(CNN) - It was the poster child for outside spending the last two elections cycles, but so far in the 2014 midterms, American Crossroads has been relatively quiet.
That apparently ends now.
The pro-GOP outside group confirms to CNN that it will spend around $10 million to run ads in four crucial U.S. Senate races in Alaska, Arkansas, Colorado and North Carolina. If the Republicans win back those four Democratic held seats plus two more this November, they would regain control of the Senate.
The group, co-founded and steered by Karl Rove, says it will spend more than $3.5 million in North Carolina, where first-term Democratic Sen. Kay Hagan faces a challenging re-election against state House Speaker Thom Tills. The spots will start May 20th and run intermittently through the end of August. Crossroads will shell out more than $2.8 million to run spots from June through August in Colorado, where first-term Democratic Sen. Mark Udall faces a tough GOP challenge from Rep. Cory Gardner.
Crossroads says it will spend more than $1.7 million starting next month in Arkansas, where two-term Democratic Sen. Mark Pyror could face a rough re-election against GOP freshman Rep. Tom Cotton. And in Alaska, where Democratic Sen. Mark Begich will have a fight on his hands as he runs for a second term, the group will shell out $1.8 million to run ads.
A Crossroads official describes the new effort as an "initial" buy. The spending is divided between American Crossroads, the super PAC, and Crossroads GPS, the non-profit 501c4.
Last week the group reserved more than $5 million in ad time in Alaska from September 8 through October 26.
After the January 2010 "Citizens United" Supreme Court ruling that removed legal barriers preventing corporations and unions from spending unlimited sums on federal elections, which opened the flood gates to outside groups, Crossroads became a major player in campaign politics. The group spent around $70 million in the 2010 midterms and $175 million in the 2012 cycle.
But Crossroads went through a dry spell after the 2012 elections, following disappointment by Republicans over President Barack Obama's re-election.
So far this cycle the group has spent around $700,000 in New Hampshire to criticize Democratic incumbent Sen. Jeanne Shaheen (who could also face a challenging re-election) over her support of the health care law. It went up with spots in support of former Alaska Attorney General Dan Sullivan, considered the establishment favorite in that state's GOP Senate primary battle. And it shelled out nearly $2 million in recent weeks to back Tillis in North Carolina, in his Senate primary over a bunch of more conservative rivals.

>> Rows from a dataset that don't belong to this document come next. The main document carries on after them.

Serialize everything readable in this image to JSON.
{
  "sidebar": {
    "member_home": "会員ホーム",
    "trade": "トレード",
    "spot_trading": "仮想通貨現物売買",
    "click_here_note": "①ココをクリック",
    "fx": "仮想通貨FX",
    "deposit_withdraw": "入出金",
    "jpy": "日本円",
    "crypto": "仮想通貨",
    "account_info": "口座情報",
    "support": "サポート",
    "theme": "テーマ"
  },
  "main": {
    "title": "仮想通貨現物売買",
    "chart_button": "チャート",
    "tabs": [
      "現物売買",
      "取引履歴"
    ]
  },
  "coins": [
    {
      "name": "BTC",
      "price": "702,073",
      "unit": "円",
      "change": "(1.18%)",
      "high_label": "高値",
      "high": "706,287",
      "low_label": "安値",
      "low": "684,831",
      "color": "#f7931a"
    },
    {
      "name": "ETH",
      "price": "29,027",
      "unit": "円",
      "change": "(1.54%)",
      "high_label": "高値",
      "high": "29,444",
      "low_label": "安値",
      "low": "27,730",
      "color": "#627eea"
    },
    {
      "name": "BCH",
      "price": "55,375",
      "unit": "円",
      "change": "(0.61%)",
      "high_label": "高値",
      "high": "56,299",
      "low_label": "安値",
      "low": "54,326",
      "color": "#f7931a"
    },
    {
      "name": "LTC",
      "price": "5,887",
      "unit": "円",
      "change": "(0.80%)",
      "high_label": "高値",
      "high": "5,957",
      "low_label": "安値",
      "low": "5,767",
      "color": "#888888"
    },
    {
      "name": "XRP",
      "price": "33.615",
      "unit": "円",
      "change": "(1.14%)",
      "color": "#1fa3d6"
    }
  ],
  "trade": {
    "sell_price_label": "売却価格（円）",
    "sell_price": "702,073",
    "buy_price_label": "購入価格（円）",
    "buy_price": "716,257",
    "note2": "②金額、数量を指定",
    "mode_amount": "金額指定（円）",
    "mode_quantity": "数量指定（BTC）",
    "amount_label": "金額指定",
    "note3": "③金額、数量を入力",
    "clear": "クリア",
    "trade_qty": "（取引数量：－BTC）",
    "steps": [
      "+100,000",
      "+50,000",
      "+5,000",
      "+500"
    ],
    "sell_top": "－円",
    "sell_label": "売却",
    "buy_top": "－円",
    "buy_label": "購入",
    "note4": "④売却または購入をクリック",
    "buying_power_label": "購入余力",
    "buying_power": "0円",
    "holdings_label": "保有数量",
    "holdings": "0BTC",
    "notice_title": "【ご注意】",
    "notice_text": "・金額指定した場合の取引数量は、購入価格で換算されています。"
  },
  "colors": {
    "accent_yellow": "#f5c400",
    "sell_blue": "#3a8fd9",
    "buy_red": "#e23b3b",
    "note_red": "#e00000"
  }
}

But that's paled in comparison to what the pro-GOP Americans for Prosperity has spent to run commercials. That group, backed by the deep pockets of the billionaire industrialists David and Charles Koch, has spent more than $35 million so far this cycle. And the top spender among pro-Democratic outside groups, the Senate Majority PAC, has spent more than $11.1 million to run spots.